■ Task brief
Retype the entries. Match them exactly.

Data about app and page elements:

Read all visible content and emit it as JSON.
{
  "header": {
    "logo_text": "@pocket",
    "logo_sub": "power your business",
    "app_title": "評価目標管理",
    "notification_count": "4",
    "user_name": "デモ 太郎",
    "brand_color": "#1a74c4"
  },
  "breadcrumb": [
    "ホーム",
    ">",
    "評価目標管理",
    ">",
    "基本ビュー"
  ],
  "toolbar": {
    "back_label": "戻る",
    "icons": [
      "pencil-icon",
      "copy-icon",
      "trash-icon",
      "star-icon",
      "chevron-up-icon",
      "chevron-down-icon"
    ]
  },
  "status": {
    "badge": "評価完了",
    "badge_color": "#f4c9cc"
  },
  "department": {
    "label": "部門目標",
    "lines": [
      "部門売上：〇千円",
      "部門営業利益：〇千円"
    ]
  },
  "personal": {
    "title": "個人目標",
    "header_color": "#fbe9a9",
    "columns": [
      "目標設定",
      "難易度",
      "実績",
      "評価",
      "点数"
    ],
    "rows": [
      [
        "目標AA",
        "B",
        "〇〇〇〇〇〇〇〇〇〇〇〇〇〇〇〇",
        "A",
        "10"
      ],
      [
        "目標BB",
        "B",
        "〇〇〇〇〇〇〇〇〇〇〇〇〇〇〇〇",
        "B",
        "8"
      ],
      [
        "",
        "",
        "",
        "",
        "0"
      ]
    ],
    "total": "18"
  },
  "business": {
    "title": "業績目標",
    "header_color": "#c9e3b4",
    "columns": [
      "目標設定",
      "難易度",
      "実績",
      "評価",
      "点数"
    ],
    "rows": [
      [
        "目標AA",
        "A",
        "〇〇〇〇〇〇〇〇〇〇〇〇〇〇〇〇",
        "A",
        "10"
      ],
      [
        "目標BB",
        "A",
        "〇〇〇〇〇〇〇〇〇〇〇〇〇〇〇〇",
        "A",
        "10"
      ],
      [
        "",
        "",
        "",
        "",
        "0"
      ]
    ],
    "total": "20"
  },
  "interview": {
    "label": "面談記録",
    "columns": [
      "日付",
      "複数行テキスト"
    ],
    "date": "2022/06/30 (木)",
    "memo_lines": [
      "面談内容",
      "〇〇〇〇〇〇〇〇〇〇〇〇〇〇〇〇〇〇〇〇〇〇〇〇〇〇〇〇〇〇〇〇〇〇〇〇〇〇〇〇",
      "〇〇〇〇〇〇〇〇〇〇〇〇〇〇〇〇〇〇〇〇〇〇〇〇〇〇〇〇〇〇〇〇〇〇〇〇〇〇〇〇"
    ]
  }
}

■ Task answer
Read all visible content and emit it as JSON.
{
  "header": {
    "logo_text": "@pocket",
    "logo_sub": "power your business",
    "app_title": "評価目標管理",
    "notification_count": "4",
    "user_name": "デモ 太郎",
    "brand_color": "#1a74c4"
  },
  "breadcrumb": [
    "ホーム",
    ">",
    "評価目標管理",
    ">",
    "基本ビュー"
  ],
  "toolbar": {
    "back_label": "戻る",
    "icons": [
      "pencil-icon",
      "copy-icon",
      "trash-icon",
      "star-icon",
      "chevron-up-icon",
      "chevron-down-icon"
    ]
  },
  "status": {
    "badge": "評価完了",
    "badge_color": "#f4c9cc"
  },
  "department": {
    "label": "部門目標",
    "lines": [
      "部門売上：〇千円",
      "部門営業利益：〇千円"
    ]
  },
  "personal": {
    "title": "個人目標",
    "header_color": "#fbe9a9",
    "columns": [
      "目標設定",
      "難易度",
      "実績",
      "評価",
      "点数"
    ],
    "rows": [
      [
        "目標AA",
        "B",
        "〇〇〇〇〇〇〇〇〇〇〇〇〇〇〇〇",
        "A",
        "10"
      ],
      [
        "目標BB",
        "B",
        "〇〇〇〇〇〇〇〇〇〇〇〇〇〇〇〇",
        "B",
        "8"
      ],
      [
        "",
        "",
        "",
        "",
        "0"
      ]
    ],
    "total": "18"
  },
  "business": {
    "title": "業績目標",
    "header_color": "#c9e3b4",
    "columns": [
      "目標設定",
      "難易度",
      "実績",
      "評価",
      "点数"
    ],
    "rows": [
      [
        "目標AA",
        "A",
        "〇〇〇〇〇〇〇〇〇〇〇〇〇〇〇〇",
        "A",
        "10"
      ],
      [
        "目標BB",
        "A",
        "〇〇〇〇〇〇〇〇〇〇〇〇〇〇〇〇",
        "A",
        "10"
      ],
      [
        "",
        "",
        "",
        "",
        "0"
      ]
    ],
    "total": "20"
  },
  "interview": {
    "label": "面談記録",
    "columns": [
      "日付",
      "複数行テキスト"
    ],
    "date": "2022/06/30 (木)",
    "memo_lines": [
      "面談内容",
      "〇〇〇〇〇〇〇〇〇〇〇〇〇〇〇〇〇〇〇〇〇〇〇〇〇〇〇〇〇〇〇〇〇〇〇〇〇〇〇〇",
      "〇〇〇〇〇〇〇〇〇〇〇〇〇〇〇〇〇〇〇〇〇〇〇〇〇〇〇〇〇〇〇〇〇〇〇〇〇〇〇〇"
    ]
  }
}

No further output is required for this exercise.